(Image Credit: Francesco D’Andria)
Archaeologists on a dig site in Turkey have found the guardians of the ‘Gate To Hell’ – two unique marble statues which once acted as a warning of a deadly cave in the ancient Phrygian city of Hierapolis, near Pamukkale.
Famously known as ‘Pluto’s Gate’, or Ploutonion in Greek, and Plutonium in Latin, the cave was believed to be a portal to the underworld in ancient Greco-Roman mythology. Francesco D’Andria, professor of classic archaeology at the University of Salento led the team which discovered the cave in March this year.
“The statues represent two mythological creatures,” D’Andria told Discovery News. “One depicts a snake, a clear symbol of the underworld, the other shows Kerberos, or Cerberus, the three-headed watchdog of hell in the Greek mythology.”

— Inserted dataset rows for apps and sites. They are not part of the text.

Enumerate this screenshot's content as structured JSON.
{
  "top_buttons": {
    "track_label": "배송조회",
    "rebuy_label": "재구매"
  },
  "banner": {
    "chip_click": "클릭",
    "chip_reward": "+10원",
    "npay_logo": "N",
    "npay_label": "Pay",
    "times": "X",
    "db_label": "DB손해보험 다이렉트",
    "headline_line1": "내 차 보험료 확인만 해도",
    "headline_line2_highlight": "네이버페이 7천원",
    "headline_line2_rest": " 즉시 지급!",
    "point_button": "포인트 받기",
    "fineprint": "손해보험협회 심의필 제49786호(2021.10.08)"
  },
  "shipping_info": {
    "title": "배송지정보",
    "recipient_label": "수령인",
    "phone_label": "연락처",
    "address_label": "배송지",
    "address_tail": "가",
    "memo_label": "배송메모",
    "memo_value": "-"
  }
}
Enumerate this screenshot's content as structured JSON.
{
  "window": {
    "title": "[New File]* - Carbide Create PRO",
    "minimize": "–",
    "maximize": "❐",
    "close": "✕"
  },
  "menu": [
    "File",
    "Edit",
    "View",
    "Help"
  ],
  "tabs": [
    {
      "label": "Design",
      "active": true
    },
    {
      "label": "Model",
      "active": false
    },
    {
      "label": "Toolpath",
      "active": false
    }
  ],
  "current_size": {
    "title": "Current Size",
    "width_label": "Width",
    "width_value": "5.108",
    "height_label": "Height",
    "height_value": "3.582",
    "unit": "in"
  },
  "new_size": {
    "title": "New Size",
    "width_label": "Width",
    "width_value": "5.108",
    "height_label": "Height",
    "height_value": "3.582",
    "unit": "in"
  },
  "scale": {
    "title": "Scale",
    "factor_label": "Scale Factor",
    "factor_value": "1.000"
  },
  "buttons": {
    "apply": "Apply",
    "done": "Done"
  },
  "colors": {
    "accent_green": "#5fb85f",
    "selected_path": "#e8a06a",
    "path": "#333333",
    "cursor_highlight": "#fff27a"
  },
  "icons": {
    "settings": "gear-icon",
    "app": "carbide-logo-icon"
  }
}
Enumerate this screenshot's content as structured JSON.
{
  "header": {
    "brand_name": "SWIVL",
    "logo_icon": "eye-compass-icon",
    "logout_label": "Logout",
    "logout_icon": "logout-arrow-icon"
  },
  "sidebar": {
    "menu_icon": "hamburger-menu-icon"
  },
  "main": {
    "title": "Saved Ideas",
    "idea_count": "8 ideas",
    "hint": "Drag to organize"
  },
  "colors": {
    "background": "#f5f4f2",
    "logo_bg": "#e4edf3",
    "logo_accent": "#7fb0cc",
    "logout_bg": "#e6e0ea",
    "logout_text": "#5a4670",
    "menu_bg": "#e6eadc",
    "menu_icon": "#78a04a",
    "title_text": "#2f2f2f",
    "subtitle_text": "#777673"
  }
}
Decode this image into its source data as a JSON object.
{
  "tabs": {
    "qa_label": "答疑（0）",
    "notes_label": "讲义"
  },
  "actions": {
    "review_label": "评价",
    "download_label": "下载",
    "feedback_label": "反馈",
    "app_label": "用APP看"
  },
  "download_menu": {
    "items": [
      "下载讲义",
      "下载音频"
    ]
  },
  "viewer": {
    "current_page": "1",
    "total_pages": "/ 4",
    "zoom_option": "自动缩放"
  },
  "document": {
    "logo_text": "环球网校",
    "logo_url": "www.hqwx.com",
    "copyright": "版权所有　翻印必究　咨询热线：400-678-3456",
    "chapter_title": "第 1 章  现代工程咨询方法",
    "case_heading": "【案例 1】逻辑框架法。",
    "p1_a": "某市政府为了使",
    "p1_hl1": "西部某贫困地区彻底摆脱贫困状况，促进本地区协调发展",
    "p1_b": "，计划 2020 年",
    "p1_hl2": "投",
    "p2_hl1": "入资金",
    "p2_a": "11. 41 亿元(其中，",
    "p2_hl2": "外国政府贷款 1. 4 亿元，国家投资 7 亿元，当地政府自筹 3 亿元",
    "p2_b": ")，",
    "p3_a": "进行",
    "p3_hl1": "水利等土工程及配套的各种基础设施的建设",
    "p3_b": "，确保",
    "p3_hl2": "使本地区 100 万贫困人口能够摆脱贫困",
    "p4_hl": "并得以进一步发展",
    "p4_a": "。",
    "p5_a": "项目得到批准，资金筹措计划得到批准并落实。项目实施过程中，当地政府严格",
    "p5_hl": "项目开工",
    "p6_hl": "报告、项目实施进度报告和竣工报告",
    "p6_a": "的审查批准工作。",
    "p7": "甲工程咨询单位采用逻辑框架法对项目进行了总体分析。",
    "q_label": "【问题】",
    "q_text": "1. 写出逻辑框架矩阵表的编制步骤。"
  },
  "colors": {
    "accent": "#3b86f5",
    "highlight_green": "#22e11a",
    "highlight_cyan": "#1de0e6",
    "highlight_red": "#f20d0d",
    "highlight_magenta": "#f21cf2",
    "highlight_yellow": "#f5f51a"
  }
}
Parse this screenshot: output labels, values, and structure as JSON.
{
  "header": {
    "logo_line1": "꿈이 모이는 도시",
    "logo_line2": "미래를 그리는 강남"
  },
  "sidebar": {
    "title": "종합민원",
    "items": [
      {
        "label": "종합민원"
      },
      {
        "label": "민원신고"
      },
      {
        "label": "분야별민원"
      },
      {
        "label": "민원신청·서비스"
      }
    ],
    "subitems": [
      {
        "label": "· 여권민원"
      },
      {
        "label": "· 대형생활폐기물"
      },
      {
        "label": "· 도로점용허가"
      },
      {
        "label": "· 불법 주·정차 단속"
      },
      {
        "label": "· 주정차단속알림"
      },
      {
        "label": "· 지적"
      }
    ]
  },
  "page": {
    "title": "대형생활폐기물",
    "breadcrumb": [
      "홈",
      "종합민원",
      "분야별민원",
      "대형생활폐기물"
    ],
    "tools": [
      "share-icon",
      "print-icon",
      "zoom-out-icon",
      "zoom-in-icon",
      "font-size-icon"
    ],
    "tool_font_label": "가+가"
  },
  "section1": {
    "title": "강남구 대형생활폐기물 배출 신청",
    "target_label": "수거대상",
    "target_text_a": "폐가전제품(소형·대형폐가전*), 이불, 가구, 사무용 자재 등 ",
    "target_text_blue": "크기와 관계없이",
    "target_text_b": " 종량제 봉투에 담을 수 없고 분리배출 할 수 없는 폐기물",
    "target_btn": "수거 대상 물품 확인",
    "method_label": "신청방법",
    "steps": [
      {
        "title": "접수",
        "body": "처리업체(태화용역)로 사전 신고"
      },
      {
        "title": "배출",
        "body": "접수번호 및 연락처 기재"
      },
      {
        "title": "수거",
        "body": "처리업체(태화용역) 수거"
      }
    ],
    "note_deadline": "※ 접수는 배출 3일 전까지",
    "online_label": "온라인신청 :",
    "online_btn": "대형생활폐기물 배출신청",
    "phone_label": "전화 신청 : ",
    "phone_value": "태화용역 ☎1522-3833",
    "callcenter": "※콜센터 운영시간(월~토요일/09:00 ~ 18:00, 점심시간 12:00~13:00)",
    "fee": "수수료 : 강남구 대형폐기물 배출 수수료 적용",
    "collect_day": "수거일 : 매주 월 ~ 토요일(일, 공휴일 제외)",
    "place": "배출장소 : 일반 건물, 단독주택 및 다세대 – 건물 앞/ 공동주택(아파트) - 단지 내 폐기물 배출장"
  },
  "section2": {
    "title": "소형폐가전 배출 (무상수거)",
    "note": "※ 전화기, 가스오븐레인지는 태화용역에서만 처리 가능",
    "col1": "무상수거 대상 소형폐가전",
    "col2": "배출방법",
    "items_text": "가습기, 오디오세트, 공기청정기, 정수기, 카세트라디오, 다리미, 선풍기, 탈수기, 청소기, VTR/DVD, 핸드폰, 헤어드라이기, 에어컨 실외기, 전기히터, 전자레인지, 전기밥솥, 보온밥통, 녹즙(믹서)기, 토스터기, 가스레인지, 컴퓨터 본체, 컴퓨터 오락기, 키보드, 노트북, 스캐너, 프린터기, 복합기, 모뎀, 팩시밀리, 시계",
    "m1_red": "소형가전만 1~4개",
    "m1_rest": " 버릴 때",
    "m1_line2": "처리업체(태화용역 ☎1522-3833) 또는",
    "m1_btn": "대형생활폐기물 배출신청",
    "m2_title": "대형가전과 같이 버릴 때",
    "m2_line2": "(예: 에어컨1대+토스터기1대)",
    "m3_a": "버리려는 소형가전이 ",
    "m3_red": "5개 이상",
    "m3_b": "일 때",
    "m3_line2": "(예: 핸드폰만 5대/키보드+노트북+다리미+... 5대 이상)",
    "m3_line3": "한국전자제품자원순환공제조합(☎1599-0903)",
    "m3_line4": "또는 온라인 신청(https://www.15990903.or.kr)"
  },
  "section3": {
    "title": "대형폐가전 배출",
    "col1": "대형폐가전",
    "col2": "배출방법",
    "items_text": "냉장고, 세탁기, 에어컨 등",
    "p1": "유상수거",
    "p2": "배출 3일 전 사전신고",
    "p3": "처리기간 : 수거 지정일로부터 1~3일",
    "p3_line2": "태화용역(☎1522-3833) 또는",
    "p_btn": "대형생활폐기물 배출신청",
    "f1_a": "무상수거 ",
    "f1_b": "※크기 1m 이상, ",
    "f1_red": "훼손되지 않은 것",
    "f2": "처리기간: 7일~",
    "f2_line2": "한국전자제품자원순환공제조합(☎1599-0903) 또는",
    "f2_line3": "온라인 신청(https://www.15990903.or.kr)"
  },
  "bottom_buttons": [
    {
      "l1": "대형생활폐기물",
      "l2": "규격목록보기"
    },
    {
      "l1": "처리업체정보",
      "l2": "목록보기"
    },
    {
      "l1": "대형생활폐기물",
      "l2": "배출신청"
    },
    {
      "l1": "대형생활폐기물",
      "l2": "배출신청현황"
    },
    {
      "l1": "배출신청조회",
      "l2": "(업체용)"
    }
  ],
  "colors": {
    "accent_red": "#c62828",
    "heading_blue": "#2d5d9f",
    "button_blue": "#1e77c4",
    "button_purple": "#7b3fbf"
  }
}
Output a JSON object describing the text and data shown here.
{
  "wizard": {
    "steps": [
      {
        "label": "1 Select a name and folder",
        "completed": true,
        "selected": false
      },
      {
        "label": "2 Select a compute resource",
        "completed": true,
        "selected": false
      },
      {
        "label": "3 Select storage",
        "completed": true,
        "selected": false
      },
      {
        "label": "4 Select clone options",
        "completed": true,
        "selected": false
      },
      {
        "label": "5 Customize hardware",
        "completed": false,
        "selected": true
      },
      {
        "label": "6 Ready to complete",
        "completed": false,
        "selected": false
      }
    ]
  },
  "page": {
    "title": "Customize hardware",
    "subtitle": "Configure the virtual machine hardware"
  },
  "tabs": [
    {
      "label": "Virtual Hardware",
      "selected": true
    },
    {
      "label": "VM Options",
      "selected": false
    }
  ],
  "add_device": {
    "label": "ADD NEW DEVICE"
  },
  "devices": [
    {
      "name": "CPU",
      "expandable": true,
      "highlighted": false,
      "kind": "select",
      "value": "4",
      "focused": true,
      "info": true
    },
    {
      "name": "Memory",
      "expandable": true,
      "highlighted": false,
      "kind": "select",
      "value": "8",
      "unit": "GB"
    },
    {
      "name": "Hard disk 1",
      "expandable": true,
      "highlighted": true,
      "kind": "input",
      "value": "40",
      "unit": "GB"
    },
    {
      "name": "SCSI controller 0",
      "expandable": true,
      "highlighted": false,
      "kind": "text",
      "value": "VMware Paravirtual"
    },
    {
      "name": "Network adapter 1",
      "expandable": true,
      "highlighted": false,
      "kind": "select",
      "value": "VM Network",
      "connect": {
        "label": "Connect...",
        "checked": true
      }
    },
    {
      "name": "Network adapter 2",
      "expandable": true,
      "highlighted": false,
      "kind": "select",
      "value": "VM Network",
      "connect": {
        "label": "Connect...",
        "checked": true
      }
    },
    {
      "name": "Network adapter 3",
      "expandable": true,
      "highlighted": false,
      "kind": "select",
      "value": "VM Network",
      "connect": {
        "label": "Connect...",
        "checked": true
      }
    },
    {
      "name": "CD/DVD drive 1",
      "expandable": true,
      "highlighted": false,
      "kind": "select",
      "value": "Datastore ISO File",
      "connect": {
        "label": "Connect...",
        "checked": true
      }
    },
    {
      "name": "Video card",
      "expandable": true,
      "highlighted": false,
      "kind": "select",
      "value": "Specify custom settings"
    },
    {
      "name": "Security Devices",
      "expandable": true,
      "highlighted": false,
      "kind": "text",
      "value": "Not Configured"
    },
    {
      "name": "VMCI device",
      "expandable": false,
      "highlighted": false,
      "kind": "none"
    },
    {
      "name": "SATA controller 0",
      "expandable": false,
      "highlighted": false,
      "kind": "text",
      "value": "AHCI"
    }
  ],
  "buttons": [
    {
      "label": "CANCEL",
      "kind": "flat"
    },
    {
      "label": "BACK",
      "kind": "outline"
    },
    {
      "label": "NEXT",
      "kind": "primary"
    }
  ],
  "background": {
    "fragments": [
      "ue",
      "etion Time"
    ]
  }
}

The snake statue is coiled onto itself looking threatening to trespassers who dare enter the cave, and the 4 foot tall Kerberos/Cerberus statue represents a Kangal, an Anatolian shepherd dog. The two statues were found by archaeologists as they excavated the area further in March, and it also included an inscription dedicated to Pluto and Kore – the Gods of the Underworld.
Further study of the cave revealed the truth to the original mythology, where Strabo states:
“This space is full of a vapor so misty and dense that one can scarcely see the ground. Any animal that passes inside meets instant death,” the Greek geographer Strabo (64-63 B.C. to about 24 A.D.) wrote about the site.
“I threw in sparrows and they immediately breathed their last and fell,” he added.
During the excavation, Strabo’s account was confirmed, as they found several dead insects and birds, instantly being killed by carbon dioxide fumes.
Check out the full story here at Discovery News.